This is a crucial point. Consecrated women and men are called upon to collaborate in the mission. It is necessary, therefore, that they learn to relate to each other in a healthy way. At present, many men affect the formation of women religious. The opposite, however, unfortunately, remains the exception. There are just a few women who play an important role in the formation of priests or consecrated persons. This is a serious limitation that we must have the audacity to modify. In faith as in life, women's hermeneutics is distinct from men's hermeneutics. Men are deprived of a precious wealth. I have seen with my own eyes, in the fight against sexual abuse and abuses of power, how important consecrated women are in accompanying wounded communities.

Dialogue and courage. Is there another word that could guide the formation of women religious in Latin America?

Quality. In the recent past, Latin America has made enormous strides in combating illiteracy. Today, the girls who knock on our doors are at least high school graduates. Often, however, congregations do not give due importance to the need to provide them with adequate and significant professional training, unlike in male religious life. Consecrated men engaged in college or post-graduate careers are allowed to commit themselves full-time to their studies. We are not. We must do so while we serve. The old prejudice of the nun as a “laborer”, unfortunately, is tough to kill off.    

Sister Liliana “met” God when she was still very young. “I must have been about four years old”, she recounts. One day, her grandmother, who lived next door to the convent of the Carmelite Missionaries of Medellín, made her place her ear up against the wall. On the other side of the wall was the chapel of the Blessed Sacrament. “Listen to how He loves you and tell Him that you love Him, too”, the elderly woman told her granddaughter. “At that moment I had my first clear image of God, a Father-Mother full of love. This is the great challenge of religious formation, i.e. to transmit the authentic image of the Lord. The rest is consequence."
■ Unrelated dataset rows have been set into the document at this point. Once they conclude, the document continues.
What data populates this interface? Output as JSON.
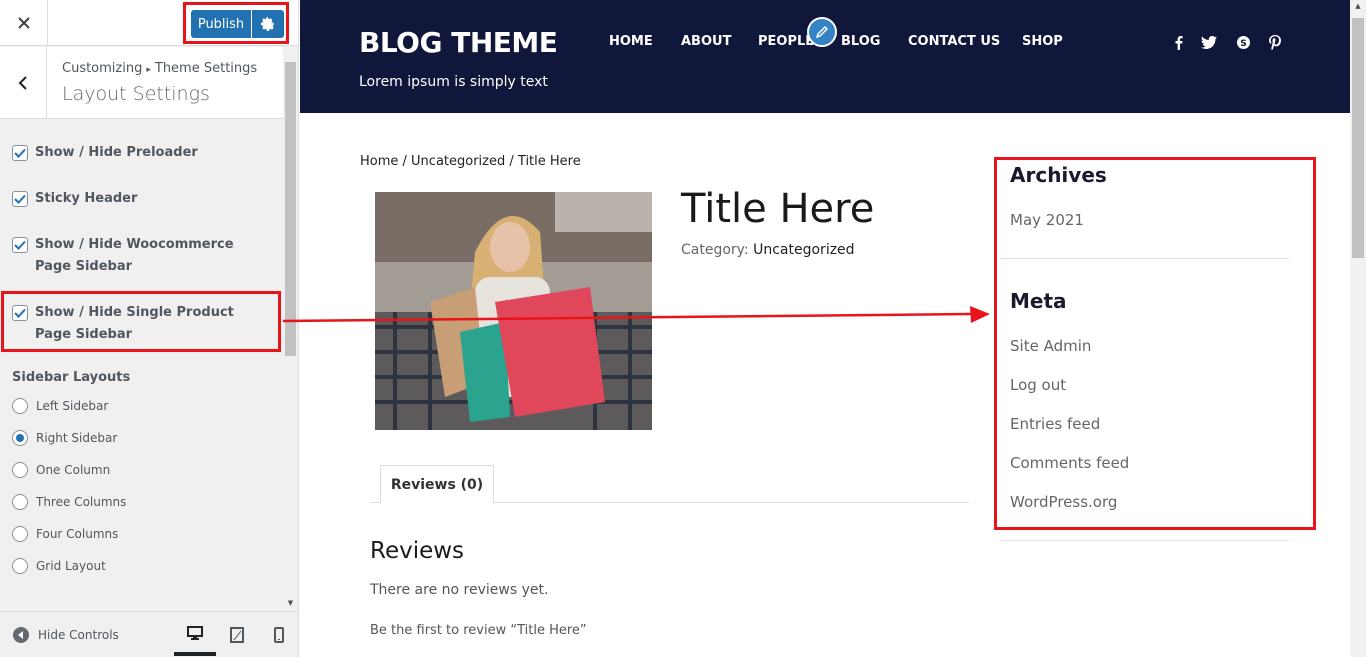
{
  "customizer": {
    "close_icon": "close-icon",
    "publish_label": "Publish",
    "breadcrumb_root": "Customizing",
    "breadcrumb_parent": "Theme Settings",
    "section_title": "Layout Settings",
    "options": [
      {
        "label": "Show / Hide Preloader",
        "checked": true
      },
      {
        "label": "Sticky Header",
        "checked": true
      },
      {
        "label": "Show / Hide Woocommerce Page Sidebar",
        "checked": true
      },
      {
        "label": "Show / Hide Single Product Page Sidebar",
        "checked": true
      }
    ],
    "sidebar_layouts_title": "Sidebar Layouts",
    "layouts": [
      {
        "label": "Left Sidebar",
        "selected": false
      },
      {
        "label": "Right Sidebar",
        "selected": true
      },
      {
        "label": "One Column",
        "selected": false
      },
      {
        "label": "Three Columns",
        "selected": false
      },
      {
        "label": "Four Columns",
        "selected": false
      },
      {
        "label": "Grid Layout",
        "selected": false
      }
    ],
    "hide_controls_label": "Hide Controls"
  },
  "preview": {
    "site_title": "BLOG THEME",
    "tagline": "Lorem ipsum is simply text",
    "nav": [
      "HOME",
      "ABOUT",
      "PEOPLE",
      "BLOG",
      "CONTACT US",
      "SHOP"
    ],
    "social": [
      "facebook-icon",
      "twitter-icon",
      "skype-icon",
      "pinterest-icon"
    ],
    "breadcrumb": {
      "home": "Home",
      "category": "Uncategorized",
      "current": "Title Here",
      "sep": " / "
    },
    "product_title": "Title Here",
    "category_label": "Category:",
    "category_value": "Uncategorized",
    "tab_label": "Reviews (0)",
    "reviews_heading": "Reviews",
    "no_reviews": "There are no reviews yet.",
    "first_review": "Be the first to review “Title Here”",
    "sidebar": {
      "archives_title": "Archives",
      "archives": [
        "May 2021"
      ],
      "meta_title": "Meta",
      "meta": [
        "Site Admin",
        "Log out",
        "Entries feed",
        "Comments feed",
        "WordPress.org"
      ]
    }
  },
  "colors": {
    "header_bg": "#11163b",
    "publish_blue": "#2271b1",
    "highlight_red": "#e8141a"
  }
}
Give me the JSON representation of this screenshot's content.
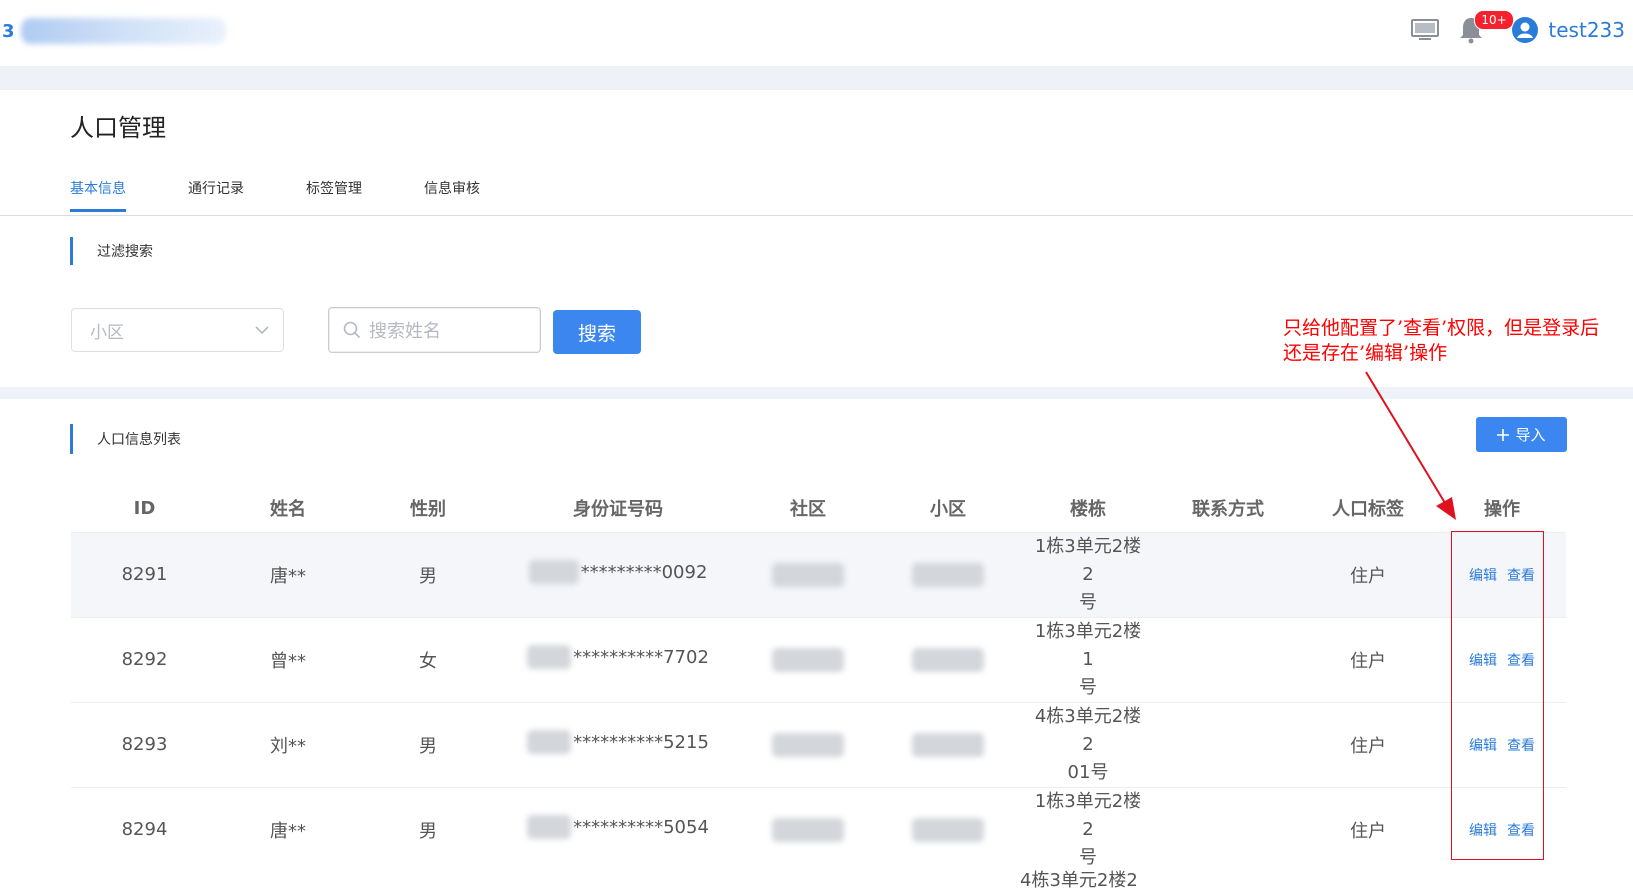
{
  "header": {
    "logo_text": "3",
    "badge": "10+",
    "username": "test233"
  },
  "page": {
    "title": "人口管理",
    "tabs": [
      "基本信息",
      "通行记录",
      "标签管理",
      "信息审核"
    ],
    "active_tab": 0
  },
  "filter": {
    "section_label": "过滤搜索",
    "community_placeholder": "小区",
    "name_placeholder": "搜索姓名",
    "search_button": "搜索"
  },
  "list": {
    "section_label": "人口信息列表",
    "import_button": "导入",
    "columns": [
      "ID",
      "姓名",
      "性别",
      "身份证号码",
      "社区",
      "小区",
      "楼栋",
      "联系方式",
      "人口标签",
      "操作"
    ],
    "rows": [
      {
        "id": "8291",
        "name": "唐**",
        "gender": "男",
        "idcard": "*********0092",
        "building_l1": "1栋3单元2楼2",
        "building_l2": "号",
        "contact": "",
        "tag": "住户",
        "edit": "编辑",
        "view": "查看"
      },
      {
        "id": "8292",
        "name": "曾**",
        "gender": "女",
        "idcard": "**********7702",
        "building_l1": "1栋3单元2楼1",
        "building_l2": "号",
        "contact": "",
        "tag": "住户",
        "edit": "编辑",
        "view": "查看"
      },
      {
        "id": "8293",
        "name": "刘**",
        "gender": "男",
        "idcard": "**********5215",
        "building_l1": "4栋3单元2楼2",
        "building_l2": "01号",
        "contact": "",
        "tag": "住户",
        "edit": "编辑",
        "view": "查看"
      },
      {
        "id": "8294",
        "name": "唐**",
        "gender": "男",
        "idcard": "**********5054",
        "building_l1": "1栋3单元2楼2",
        "building_l2": "号",
        "contact": "",
        "tag": "住户",
        "edit": "编辑",
        "view": "查看"
      }
    ],
    "partial_next_row": "4栋3单元2楼2"
  },
  "annotation": {
    "line1": "只给他配置了’查看’权限，但是登录后",
    "line2": "还是存在’编辑’操作",
    "color": "#ff0000"
  },
  "colors": {
    "accent": "#2b7bd9",
    "button": "#3b86ef",
    "band": "#eef2f8",
    "badge": "#f5222d"
  }
}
Today, Sister Liliana from Colombia prefers to refer to herself simply “woman and disciple”.

By Lucia Capuzzi